Remember that awful thing he did back in January? Of course you do. But awful though it may have been, bringing it up every time you criticize him or want something done isn’t going to help you get through to him.
No matter what the original topic was, when you start bringing up all his past transgressions the conversation inevitably turns into one about the state of your relationship. That can be a good—and sometimes necessary—conversation to have, but it’s not the kind of argument you want to start every time you ask him to change something small.
So if want to get him to call you when he’s working late or return your text messages more quickly, avoid bringing up that one time two years ago when you just started dating and he showed up twenty minutes late to a date. Instead, focus on the matter at hand.
Avoid emotional confrontations
Yes, it sucks that he didn’t do the dishes. Again. And yes, it’s especially frustrating after you’ve had a long day where absolutely everything at work went wrong, you missed the subway on the way home, and someone spilled coffee on your brand new jacket. You have plenty of reason to be in a terrible mood, and nobody could blame you for wanting to vent a little before getting into bed, pulling the covers over your head, and hiding from the world until everything sucks a little bit less.
Still, right now might not be the best time to try and get him to do more work around the house, because with the way you’re feeling it’ll probably turn into a fight that will make your bad day even more miserable. Worse yet, he’ll probably think that your complaints—no matter how valid—are because of your shitty day rather than his shitty housework.
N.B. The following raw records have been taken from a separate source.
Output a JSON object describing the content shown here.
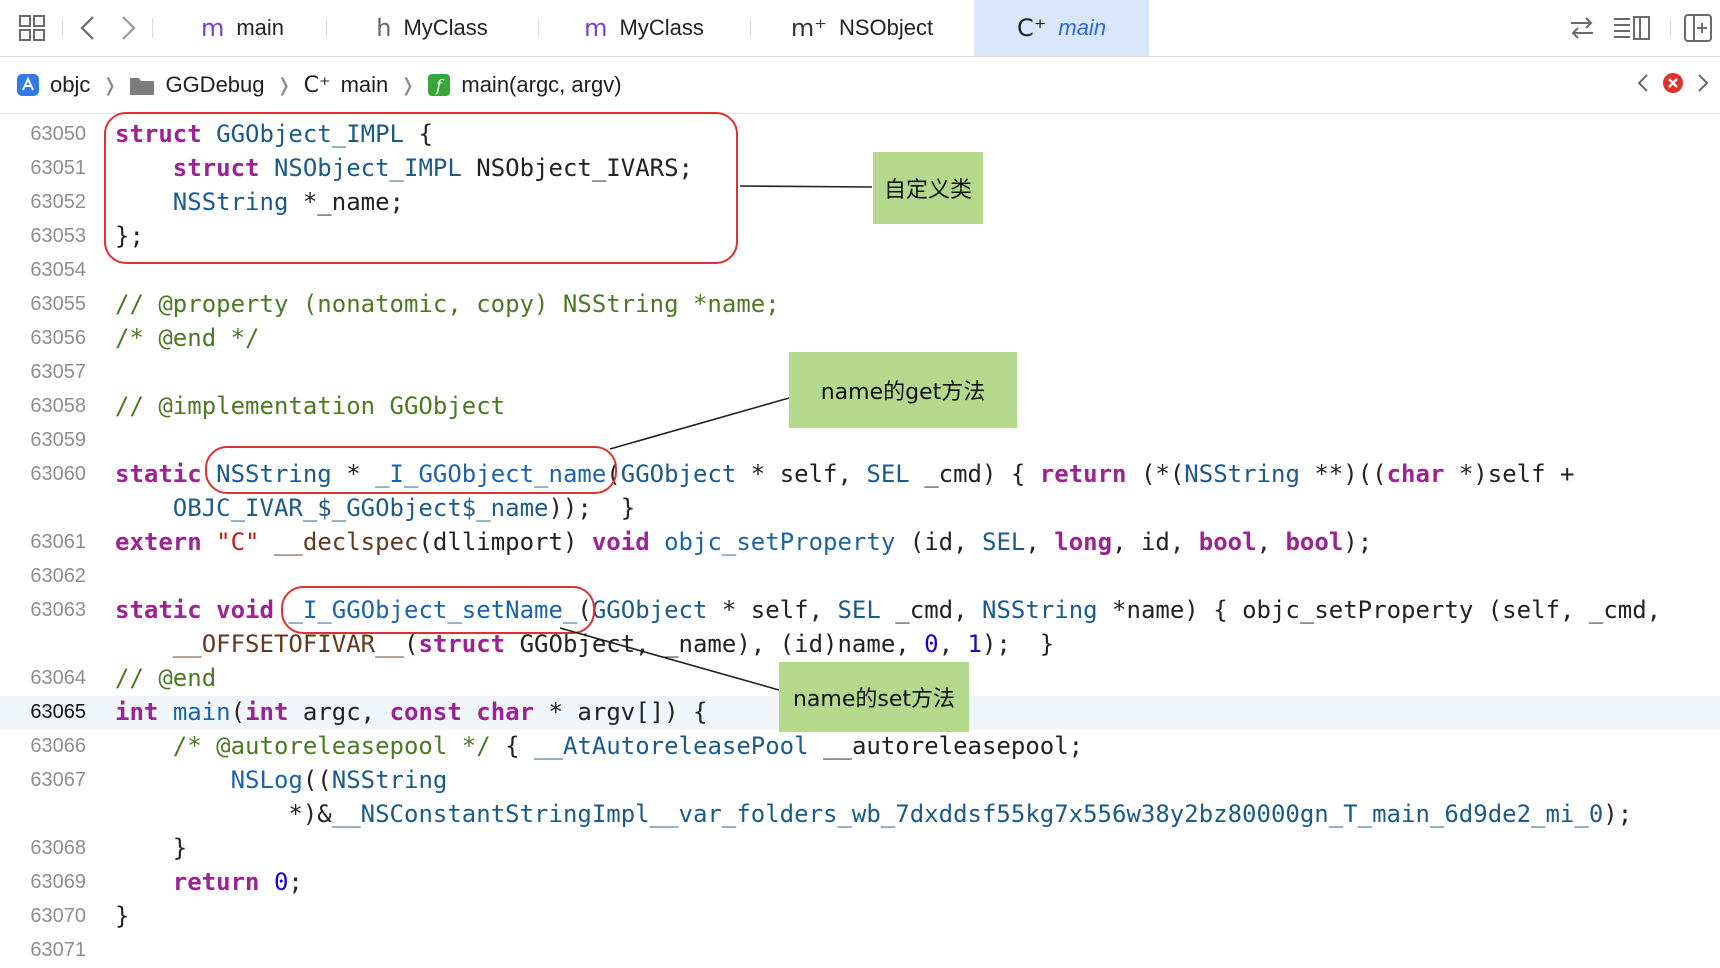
{
  "tabs": [
    {
      "glyph": "m",
      "label": "main"
    },
    {
      "glyph": "h",
      "label": "MyClass"
    },
    {
      "glyph": "m",
      "label": "MyClass"
    },
    {
      "glyph": "m⁺",
      "label": "NSObject"
    },
    {
      "glyph": "C⁺",
      "label": "main",
      "active": true
    }
  ],
  "breadcrumb": {
    "items": [
      {
        "label": "objc",
        "icon": "xcode-project-icon"
      },
      {
        "label": "GGDebug",
        "icon": "folder-icon"
      },
      {
        "label": "main",
        "icon": "cpp-file-icon",
        "glyph": "C⁺"
      },
      {
        "label": "main(argc, argv)",
        "icon": "function-icon",
        "glyph": "f"
      }
    ],
    "separator": "❭"
  },
  "editor": {
    "current_line": "63065",
    "lines": [
      {
        "n": "63050"
      },
      {
        "n": "63051"
      },
      {
        "n": "63052"
      },
      {
        "n": "63053"
      },
      {
        "n": "63054"
      },
      {
        "n": "63055"
      },
      {
        "n": "63056"
      },
      {
        "n": "63057"
      },
      {
        "n": "63058"
      },
      {
        "n": "63059"
      },
      {
        "n": "63060"
      },
      {
        "n": ""
      },
      {
        "n": "63061"
      },
      {
        "n": "63062"
      },
      {
        "n": "63063"
      },
      {
        "n": ""
      },
      {
        "n": "63064"
      },
      {
        "n": "63065"
      },
      {
        "n": "63066"
      },
      {
        "n": "63067"
      },
      {
        "n": ""
      },
      {
        "n": "63068"
      },
      {
        "n": "63069"
      },
      {
        "n": "63070"
      },
      {
        "n": "63071"
      }
    ],
    "code": [
      [
        [
          "kw",
          "struct"
        ],
        [
          "pl",
          " "
        ],
        [
          "ty",
          "GGObject_IMPL"
        ],
        [
          "pl",
          " {"
        ]
      ],
      [
        [
          "pl",
          "    "
        ],
        [
          "kw",
          "struct"
        ],
        [
          "pl",
          " "
        ],
        [
          "ty",
          "NSObject_IMPL"
        ],
        [
          "pl",
          " NSObject_IVARS;"
        ]
      ],
      [
        [
          "pl",
          "    "
        ],
        [
          "ty",
          "NSString"
        ],
        [
          "pl",
          " *_name;"
        ]
      ],
      [
        [
          "pl",
          "};"
        ]
      ],
      [],
      [
        [
          "cm",
          "// @property (nonatomic, copy) NSString *name;"
        ]
      ],
      [
        [
          "cm",
          "/* @end */"
        ]
      ],
      [],
      [
        [
          "cm",
          "// @implementation GGObject"
        ]
      ],
      [],
      [
        [
          "kw",
          "static"
        ],
        [
          "pl",
          " "
        ],
        [
          "ty",
          "NSString"
        ],
        [
          "pl",
          " * "
        ],
        [
          "fn",
          "_I_GGObject_name"
        ],
        [
          "pl",
          "("
        ],
        [
          "ty",
          "GGObject"
        ],
        [
          "pl",
          " * self, "
        ],
        [
          "ty",
          "SEL"
        ],
        [
          "pl",
          " _cmd) { "
        ],
        [
          "kw",
          "return"
        ],
        [
          "pl",
          " (*("
        ],
        [
          "ty",
          "NSString"
        ],
        [
          "pl",
          " **)(("
        ],
        [
          "kw",
          "char"
        ],
        [
          "pl",
          " *)self +"
        ]
      ],
      [
        [
          "pl",
          "    "
        ],
        [
          "ty",
          "OBJC_IVAR_$_GGObject$_name"
        ],
        [
          "pl",
          "));  }"
        ]
      ],
      [
        [
          "kw",
          "extern"
        ],
        [
          "pl",
          " "
        ],
        [
          "st",
          "\"C\""
        ],
        [
          "pl",
          " "
        ],
        [
          "mc",
          "__declspec"
        ],
        [
          "pl",
          "(dllimport) "
        ],
        [
          "kw",
          "void"
        ],
        [
          "pl",
          " "
        ],
        [
          "fn",
          "objc_setProperty"
        ],
        [
          "pl",
          " (id, "
        ],
        [
          "ty",
          "SEL"
        ],
        [
          "pl",
          ", "
        ],
        [
          "kw",
          "long"
        ],
        [
          "pl",
          ", id, "
        ],
        [
          "kw",
          "bool"
        ],
        [
          "pl",
          ", "
        ],
        [
          "kw",
          "bool"
        ],
        [
          "pl",
          ");"
        ]
      ],
      [],
      [
        [
          "kw",
          "static"
        ],
        [
          "pl",
          " "
        ],
        [
          "kw",
          "void"
        ],
        [
          "pl",
          " "
        ],
        [
          "fn",
          "_I_GGObject_setName_"
        ],
        [
          "pl",
          "("
        ],
        [
          "ty",
          "GGObject"
        ],
        [
          "pl",
          " * self, "
        ],
        [
          "ty",
          "SEL"
        ],
        [
          "pl",
          " _cmd, "
        ],
        [
          "ty",
          "NSString"
        ],
        [
          "pl",
          " *name) { objc_setProperty (self, _cmd,"
        ]
      ],
      [
        [
          "pl",
          "    "
        ],
        [
          "mc",
          "__OFFSETOFIVAR__"
        ],
        [
          "pl",
          "("
        ],
        [
          "kw",
          "struct"
        ],
        [
          "pl",
          " GGObject, _name), (id)name, "
        ],
        [
          "nm",
          "0"
        ],
        [
          "pl",
          ", "
        ],
        [
          "nm",
          "1"
        ],
        [
          "pl",
          ");  }"
        ]
      ],
      [
        [
          "cm",
          "// @end"
        ]
      ],
      [
        [
          "kw",
          "int"
        ],
        [
          "pl",
          " "
        ],
        [
          "fn",
          "main"
        ],
        [
          "pl",
          "("
        ],
        [
          "kw",
          "int"
        ],
        [
          "pl",
          " argc, "
        ],
        [
          "kw",
          "const"
        ],
        [
          "pl",
          " "
        ],
        [
          "kw",
          "char"
        ],
        [
          "pl",
          " * argv[]) {"
        ]
      ],
      [
        [
          "pl",
          "    "
        ],
        [
          "cm",
          "/* @autoreleasepool */"
        ],
        [
          "pl",
          " { "
        ],
        [
          "ty",
          "__AtAutoreleasePool"
        ],
        [
          "pl",
          " __autoreleasepool;"
        ]
      ],
      [
        [
          "pl",
          "        "
        ],
        [
          "fn",
          "NSLog"
        ],
        [
          "pl",
          "(("
        ],
        [
          "ty",
          "NSString"
        ]
      ],
      [
        [
          "pl",
          "            *)&"
        ],
        [
          "ty",
          "__NSConstantStringImpl__var_folders_wb_7dxddsf55kg7x556w38y2bz80000gn_T_main_6d9de2_mi_0"
        ],
        [
          "pl",
          ");"
        ]
      ],
      [
        [
          "pl",
          "    }"
        ]
      ],
      [
        [
          "pl",
          "    "
        ],
        [
          "kw",
          "return"
        ],
        [
          "pl",
          " "
        ],
        [
          "nm",
          "0"
        ],
        [
          "pl",
          ";"
        ]
      ],
      [
        [
          "pl",
          "}"
        ]
      ],
      []
    ]
  },
  "annotations": {
    "custom_class": "自定义类",
    "getter": "name的get方法",
    "setter": "name的set方法"
  },
  "colors": {
    "keyword": "#9b2393",
    "type": "#1c5b87",
    "comment": "#4c7a24",
    "string": "#c41a16",
    "number": "#1c00cf",
    "highlight_box": "#e03030",
    "note_bg": "#b5d98c",
    "active_tab": "#d9e6fb"
  }
}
Instead, just ask him for what you need right now (Clean dishes. And ice cream would be nice. Make it chocolate.), and save the real talk for when you’re feeling better. That way, you’ll be able to tell him more effectively about what’s bothering you, and he’ll know that you’re being serious.
Don’t make it personal
Many people respond to criticism by getting defensive, and that’s especially true when you criticize their person rather than their actions. After all, actions are something they can change, but their person is who they are—something they could only change by becoming someone else.
That’s why one of the most important things when offering criticism is to focus on actions rather than personality.
Don’t tell your boyfriend he’s lazy; tell him you want him to take out the trash more often. Don’t tell him he’s inconsiderate; tell him you want him to pay more attention to your feelings. Don’t tell him he’s unreliable… well, you get the idea.
Regardless of the issue, “I think you’re amazing, but that thing you do really bothers me” will always go over better than “Why do you have to be that way?”
Nobody likes confrontations, but sometimes it’s more important to be clear than to be nice.
If something is really bothering you, you have to make sure that he actually understands that it matters to you. Don’t just let him brush it off with a quick half-promise that he’ll forget in an hour, but be clear and concise about what’s bothering you and only end the conversation when you’re sure he’s gotten the message.
Doing that not only ensures that he knows it matters, but also prevents you from having to say the same thing a dozen more times. And while your directness might come as a surprise to him, you can be sure that he’ll prefer it over daily low-level nagging.
When he finally does something you feel he should’ve done a long time ago, your immediate thought might be, “it’s about time!” But tempting though it might be to say just that, doing so will only discourage him from making an effort next time. And conversely, even for something small, showing appreciation will go a long way in convincing him that keeping it up is worth it.
In other words, when your boyfriend does something right, let him know that you appreciate it.
Mind you, I’m not saying you should throw him a party every time he does the dishes, but something as simple as a kiss or a compliment can be a great way to inspire him to keep up the good work.
Listen to him
Finally, communication is a two-way street. If you expect him to listen to you, you’ll need to return the favor.
After all, it’s much easier for him to accept occasional criticism from someone who’s willing to accept criticism herself than from someone who gets defensive at the slightest hint of criticism.